You are probably wondering by now, what this has to do with the title of this blog! My closest friends know that I am an "experiential learner." God often speaks to me through experiences. He seemed to be saying to me that I was a lot like my lemon tree--the soil in my heart was hardened and the fruit of my life was drying up. I wasn't immediately sure what was causing this condition, but I knew this was accurate. It especially hit home with me when I was trying to "soak" the lemon tree and the soil couldn't absorb it. I was reminded of the scripture in Ephesians about the "washing of water by the Word." Even though I was reading my Bible most days, I was not "soaking it in." I was reading the Word, but not taking the time to allow the Word to "read me." I spent little time meditating on what I read and no time asking the Spirit to "read into my heart and motives." I was checking Bible reading off my list.

What I soon discovered after soaking the rose bushes is that the blooms looked healthier and were more numerous than before. When I read about the benefits of mulch, the Spirit seemed to underscore the lesson. It struck me that mulch seems to work in soil much like the Spirit of God works within our hearts. If we have trusted in Jesus, the Spirit lives inside of us. But, the Spirit is the third Person of the Trinity, and as a Person (not a force or an "it") He desires an interactive relationship.

So what was the lesson of the lemon tree and the rose bushes for me? Two things became clear: I needed a "deep soaking" in God's Word. I needed to spend time meditating, listening, interacting with the text, asking God's Spirit to speak into my heart and expose any hardened places; I also needed to confess some areas of pride, self-righteousness, judgment, envy, and some other "weeds" I had allowed to creep into my heart affecting my "fruitfulness." 
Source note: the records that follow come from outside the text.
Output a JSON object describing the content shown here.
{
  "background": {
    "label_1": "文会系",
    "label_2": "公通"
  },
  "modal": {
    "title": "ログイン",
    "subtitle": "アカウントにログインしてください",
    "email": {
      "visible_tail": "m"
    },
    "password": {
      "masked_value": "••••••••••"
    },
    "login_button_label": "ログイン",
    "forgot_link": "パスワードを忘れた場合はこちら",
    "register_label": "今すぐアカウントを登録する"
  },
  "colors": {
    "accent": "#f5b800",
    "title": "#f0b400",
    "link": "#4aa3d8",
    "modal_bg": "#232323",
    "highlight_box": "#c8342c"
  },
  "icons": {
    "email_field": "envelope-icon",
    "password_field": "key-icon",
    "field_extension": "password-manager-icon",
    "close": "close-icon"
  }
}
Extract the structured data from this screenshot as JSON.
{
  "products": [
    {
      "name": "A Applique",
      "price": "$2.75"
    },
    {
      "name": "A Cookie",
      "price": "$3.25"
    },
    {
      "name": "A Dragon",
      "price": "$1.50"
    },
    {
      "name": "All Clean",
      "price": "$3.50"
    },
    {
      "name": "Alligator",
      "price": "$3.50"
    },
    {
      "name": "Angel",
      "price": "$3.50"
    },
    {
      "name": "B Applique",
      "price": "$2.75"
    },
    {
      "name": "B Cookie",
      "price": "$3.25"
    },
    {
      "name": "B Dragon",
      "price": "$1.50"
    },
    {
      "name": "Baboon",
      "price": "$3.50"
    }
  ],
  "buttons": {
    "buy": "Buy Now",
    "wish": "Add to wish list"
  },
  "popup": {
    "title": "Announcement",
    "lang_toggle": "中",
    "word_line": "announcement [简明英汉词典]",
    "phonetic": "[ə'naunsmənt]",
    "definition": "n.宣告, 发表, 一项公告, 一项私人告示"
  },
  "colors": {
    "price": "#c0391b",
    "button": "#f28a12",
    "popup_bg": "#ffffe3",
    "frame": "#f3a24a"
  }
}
Maybe you can relate. How's the soil of your heart? What kind of fruit are you bearing? Are you in need of a "deep soaking?" Take a few minutes some time today and ask the Spirit of God to help you take a "heart condition" inventory. He is always a willing participant. We simply need to ask.